If one pilot presses the red button for more than 40 seconds continuously, the other sidestick remains deactivated until the red button on it is pressed.

If both pilots are in a heated fight for control and both keep on pressing that button uninterruptedly then the captain in the left seat wins the fight and he’ll have control, otherwise it’s the last one who presses who gets control.

(Some flashy bulbs in frontal view of the pilots are related to the sidestick priority.  A red arrow indicates your side is out of the loop.  A green light tells you that you’re giving inputs.  If both are on and you’re not touching your stick, it’s time to tell the other pilot he should press his button for 40 seconds because your stick is faulty.)
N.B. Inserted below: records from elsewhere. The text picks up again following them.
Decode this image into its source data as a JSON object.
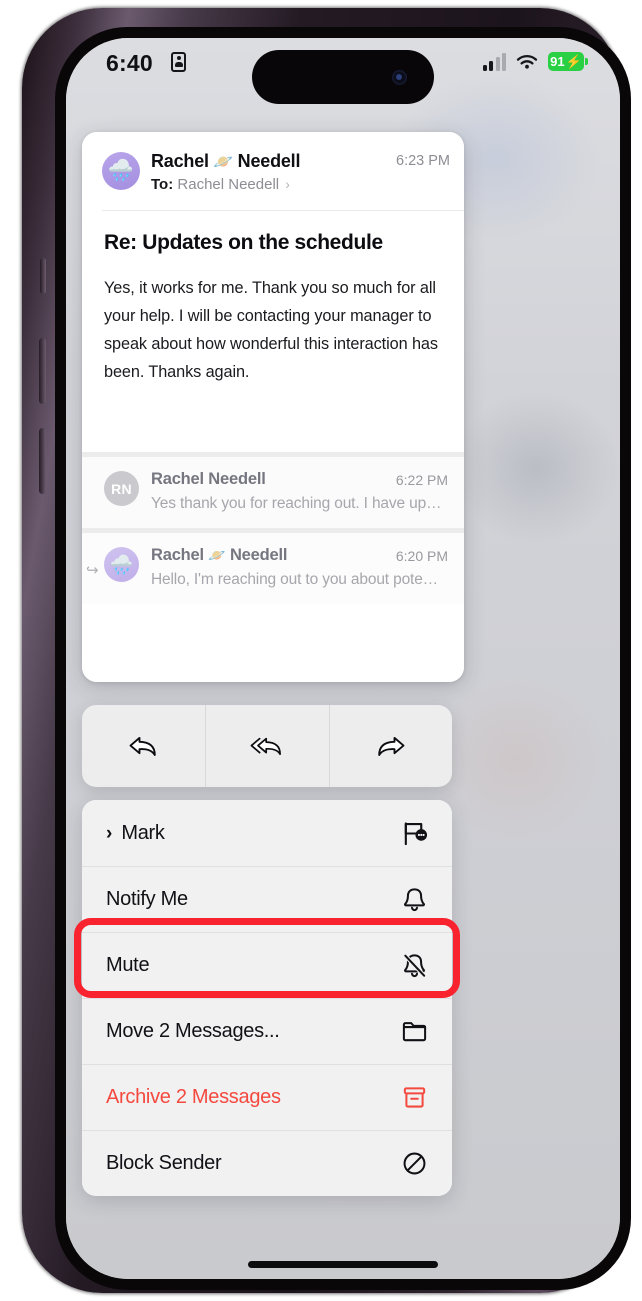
{
  "status_bar": {
    "time": "6:40",
    "time_icon": "id-card-icon",
    "signal_icon": "cellular-signal-icon",
    "wifi_icon": "wifi-icon",
    "battery_level": "91",
    "battery_bolt": "⚡",
    "battery_color": "#2ad043"
  },
  "email": {
    "expanded": {
      "avatar_emoji": "🌧️",
      "sender_name_part1": "Rachel",
      "sender_emoji": "🪐",
      "sender_name_part2": "Needell",
      "time": "6:23 PM",
      "to_label": "To:",
      "to_recipient": "Rachel Needell",
      "to_chevron": "›",
      "subject": "Re: Updates on the schedule",
      "body": "Yes, it works for me. Thank you so much for all your help. I will be contacting your manager to speak about how wonderful this interaction has been. Thanks again."
    },
    "collapsed": [
      {
        "avatar_initials": "RN",
        "sender_name": "Rachel Needell",
        "time": "6:22 PM",
        "preview": "Yes thank you for reaching out. I have up…"
      },
      {
        "avatar_emoji": "🌧️",
        "sender_name_part1": "Rachel",
        "sender_emoji": "🪐",
        "sender_name_part2": "Needell",
        "time": "6:20 PM",
        "preview": "Hello, I'm reaching out to you about pote…",
        "reply_indicator": "↩"
      }
    ]
  },
  "toolbar": {
    "reply_label": "Reply",
    "reply_all_label": "Reply All",
    "forward_label": "Forward"
  },
  "context_menu": {
    "items": [
      {
        "label": "Mark",
        "icon": "flag-with-dots-icon",
        "has_chevron": true,
        "chevron": "›",
        "destructive": false
      },
      {
        "label": "Notify Me",
        "icon": "bell-icon",
        "has_chevron": false,
        "destructive": false
      },
      {
        "label": "Mute",
        "icon": "bell-slash-icon",
        "has_chevron": false,
        "destructive": false,
        "highlighted": true
      },
      {
        "label": "Move 2 Messages...",
        "icon": "folder-icon",
        "has_chevron": false,
        "destructive": false
      },
      {
        "label": "Archive 2 Messages",
        "icon": "archive-box-icon",
        "has_chevron": false,
        "destructive": true
      },
      {
        "label": "Block Sender",
        "icon": "block-circle-icon",
        "has_chevron": false,
        "destructive": false
      }
    ],
    "destructive_color": "#f4493f",
    "highlight_color": "#f8232e"
  }
}
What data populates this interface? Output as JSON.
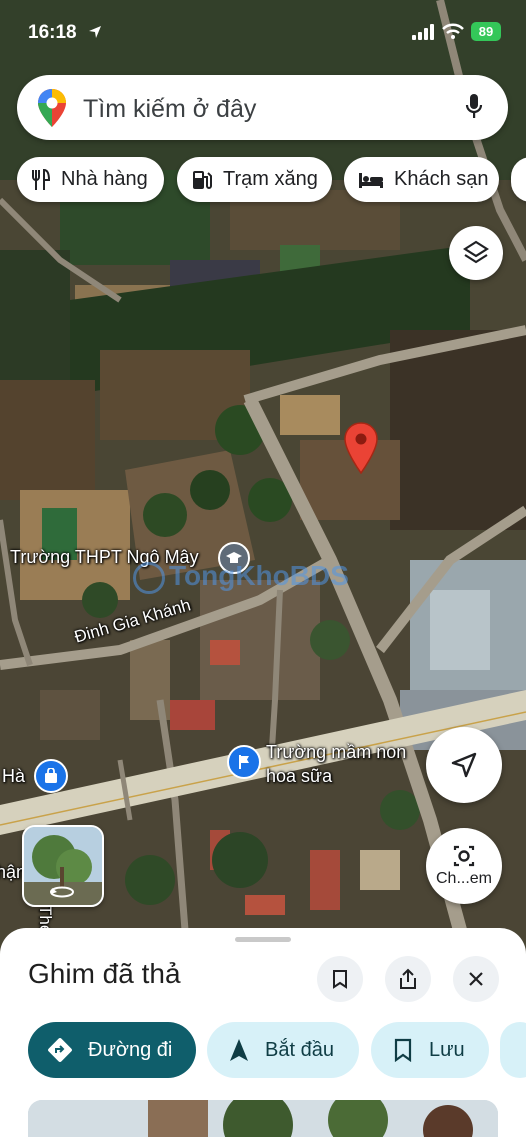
{
  "status_bar": {
    "time": "16:18",
    "battery": "89"
  },
  "search": {
    "placeholder": "Tìm kiếm ở đây"
  },
  "chips": [
    {
      "label": "Nhà hàng",
      "icon": "restaurant-icon"
    },
    {
      "label": "Trạm xăng",
      "icon": "gas-station-icon"
    },
    {
      "label": "Khách sạn",
      "icon": "hotel-icon"
    }
  ],
  "map_labels": {
    "school": "Trường THPT Ngô Mây",
    "street": "Đinh Gia Khánh",
    "kindergarten_line1": "Trường mầm non",
    "kindergarten_line2": "hoa sữa",
    "left_place": "Hà",
    "left_edge_1": "hận",
    "left_edge_2": "The",
    "watermark": "TongKhoBDS"
  },
  "street_view_button": {
    "label": "Ch...em"
  },
  "sheet": {
    "title": "Ghim đã thả",
    "actions": [
      {
        "label": "Đường đi",
        "primary": true
      },
      {
        "label": "Bắt đầu",
        "primary": false
      },
      {
        "label": "Lưu",
        "primary": false
      }
    ]
  },
  "colors": {
    "primary": "#0b57d0",
    "directions_bg": "#0f5e6b",
    "action_bg": "#d7f1f8",
    "pin": "#ea4335",
    "battery": "#34c759"
  }
}
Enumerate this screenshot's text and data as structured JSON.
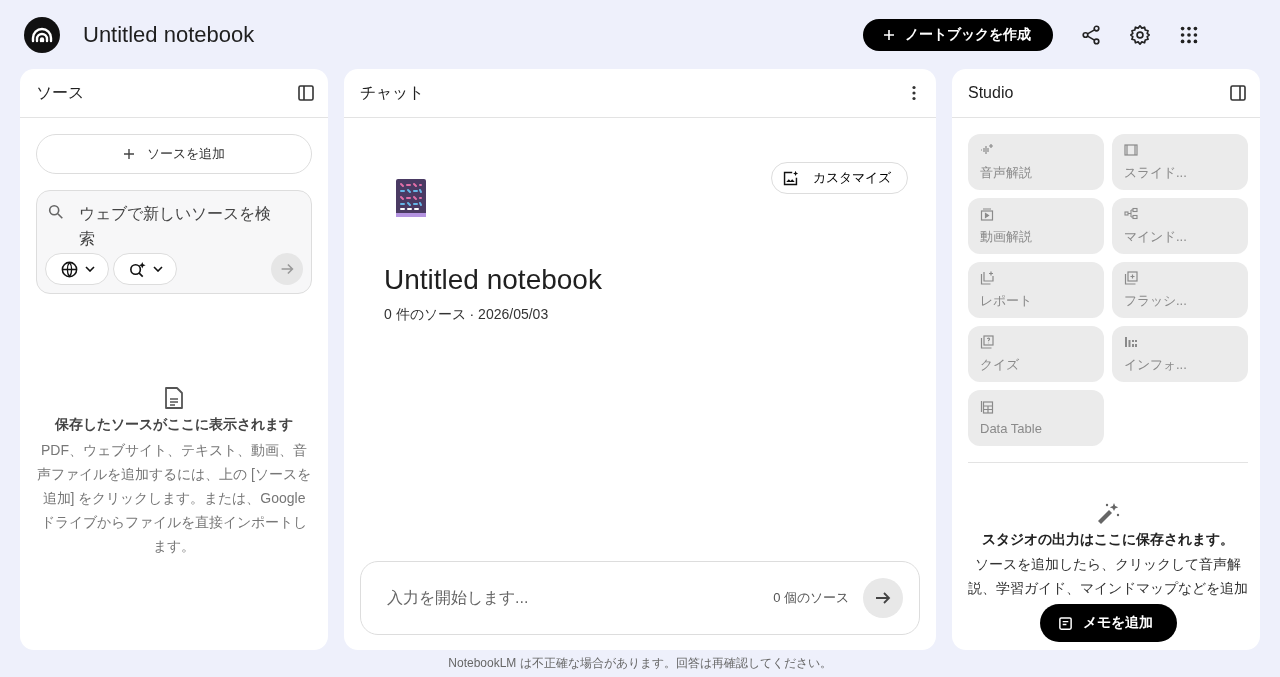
{
  "header": {
    "title": "Untitled notebook",
    "create_button": "ノートブックを作成"
  },
  "sources": {
    "title": "ソース",
    "add_button": "ソースを追加",
    "search": {
      "placeholder": "ウェブで新しいソースを検索"
    },
    "empty_title": "保存したソースがここに表示されます",
    "empty_text": "PDF、ウェブサイト、テキスト、動画、音声ファイルを追加するには、上の [ソースを追加] をクリックします。または、Google ドライブからファイルを直接インポートします。"
  },
  "chat": {
    "title": "チャット",
    "customize_button": "カスタマイズ",
    "notebook_title": "Untitled notebook",
    "meta": "0 件のソース · 2026/05/03",
    "input": {
      "placeholder": "入力を開始します..."
    },
    "source_count": "0 個のソース"
  },
  "studio": {
    "title": "Studio",
    "tiles": [
      {
        "kind": "audio",
        "label": "音声解説",
        "disabled": true
      },
      {
        "kind": "slides",
        "label": "スライド...",
        "disabled": true
      },
      {
        "kind": "video",
        "label": "動画解説",
        "disabled": true
      },
      {
        "kind": "mindmap",
        "label": "マインド...",
        "disabled": true
      },
      {
        "kind": "report",
        "label": "レポート",
        "disabled": true
      },
      {
        "kind": "flashcards",
        "label": "フラッシ...",
        "disabled": true
      },
      {
        "kind": "quiz",
        "label": "クイズ",
        "disabled": true
      },
      {
        "kind": "infographic",
        "label": "インフォ...",
        "disabled": true
      },
      {
        "kind": "table",
        "label": "Data Table",
        "disabled": true
      }
    ],
    "empty_title": "スタジオの出力はここに保存されます。",
    "empty_text": "ソースを追加したら、クリックして音声解説、学習ガイド、マインドマップなどを追加",
    "note_button": "メモを追加"
  },
  "footer": "NotebookLM は不正確な場合があります。回答は再確認してください。"
}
What if nobody presses any priority button and both pilots just do their own thing with their own stick?  Then that sexy voice comes on again and says “dual input” and both the green lights with the job titles come on.  (No red arrows because nobody took priority.)

What actually happens then is that the inputs are algebraically added and sent to the flight computers, who will still limit the airplane to the normal maximum bank, pitch etc…
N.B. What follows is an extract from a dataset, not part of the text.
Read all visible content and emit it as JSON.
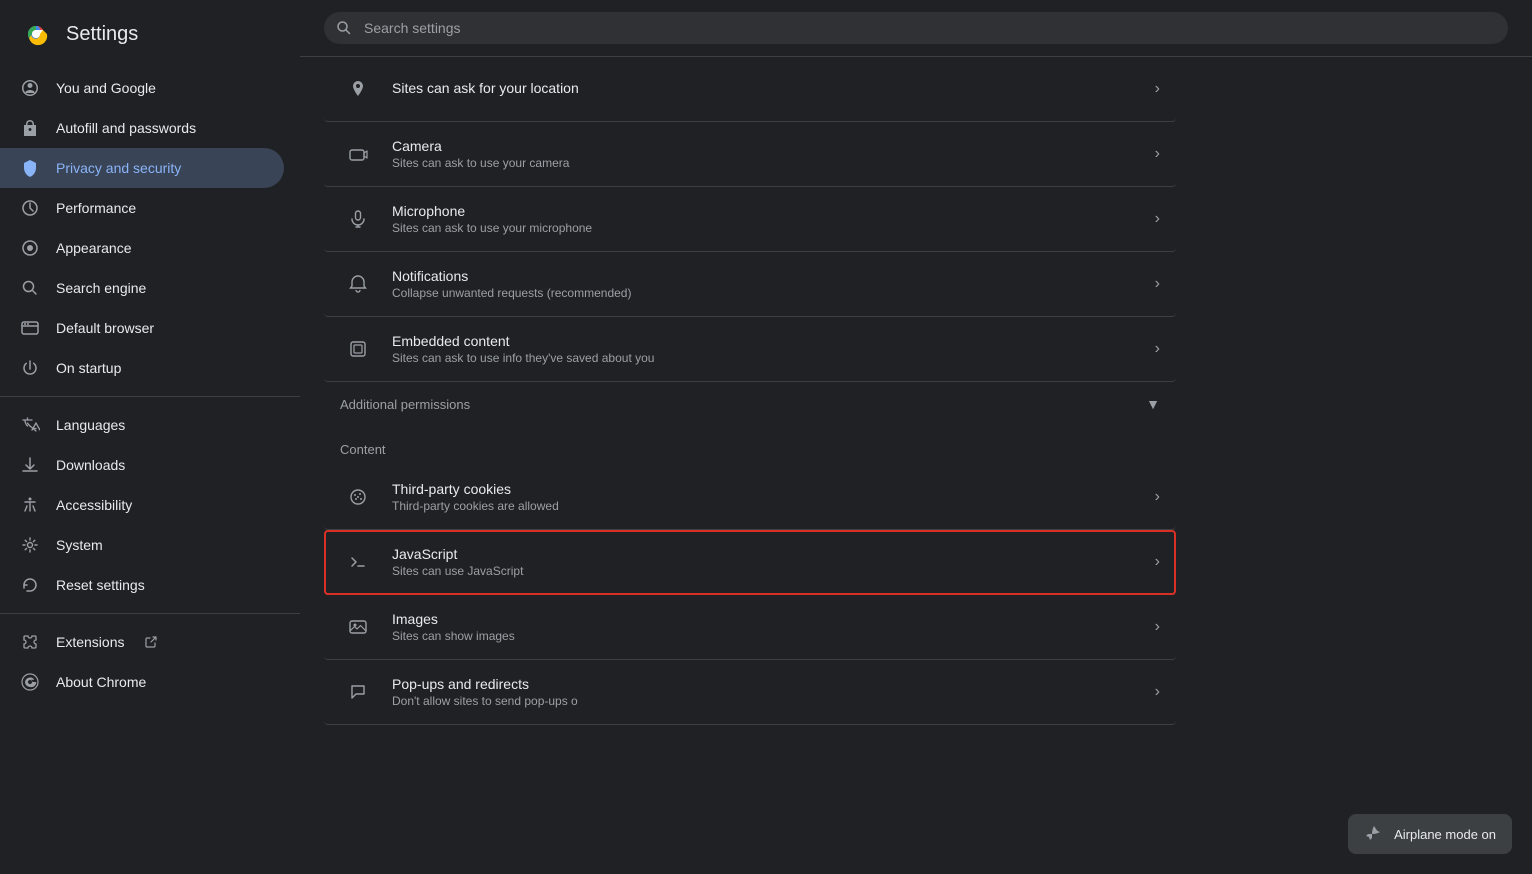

So if one pilot goes full left and the other full right: nothing happens except the flashy bulbs and the sexy voice “dual input”.

If both pilots think full left is the way to go and both go full stop to that side the airplane will still limit its bank to the 67 degrees, but now with lights and sexy voice.

The red button also works as an autopilot disconnect button.

Even though the red button is called by Airbus the “instinctive takeover pushbutton”, a comment from pilots is often that it’s not all that instinctive to press in a stressful situation that requires prompt action, like the other guy messing up the landing.  Since there’s no deflection on the other side of the cockpit you can’t feel what his inputs are.  I’ll give Boeing guys the satisfaction to agree with them that this is the (only) criticism that has some ground.  There… everybody happy now.

[note 1]  Interesting fact that even most Airbus pilots don’t know: if you fly at cruise levels where g, the acceleration vector, has a smaller magnitude because you’re further away from earth’s center of gravity, the airplane actually enters a very shallow climb with neutral stick and manual flight to go after the 9.81 m/s^2.

[note 2]  Oh… I completely forgot to mention that there’s no need to trim the airplane either.  While you fly the airplane is trimmed automatically for you.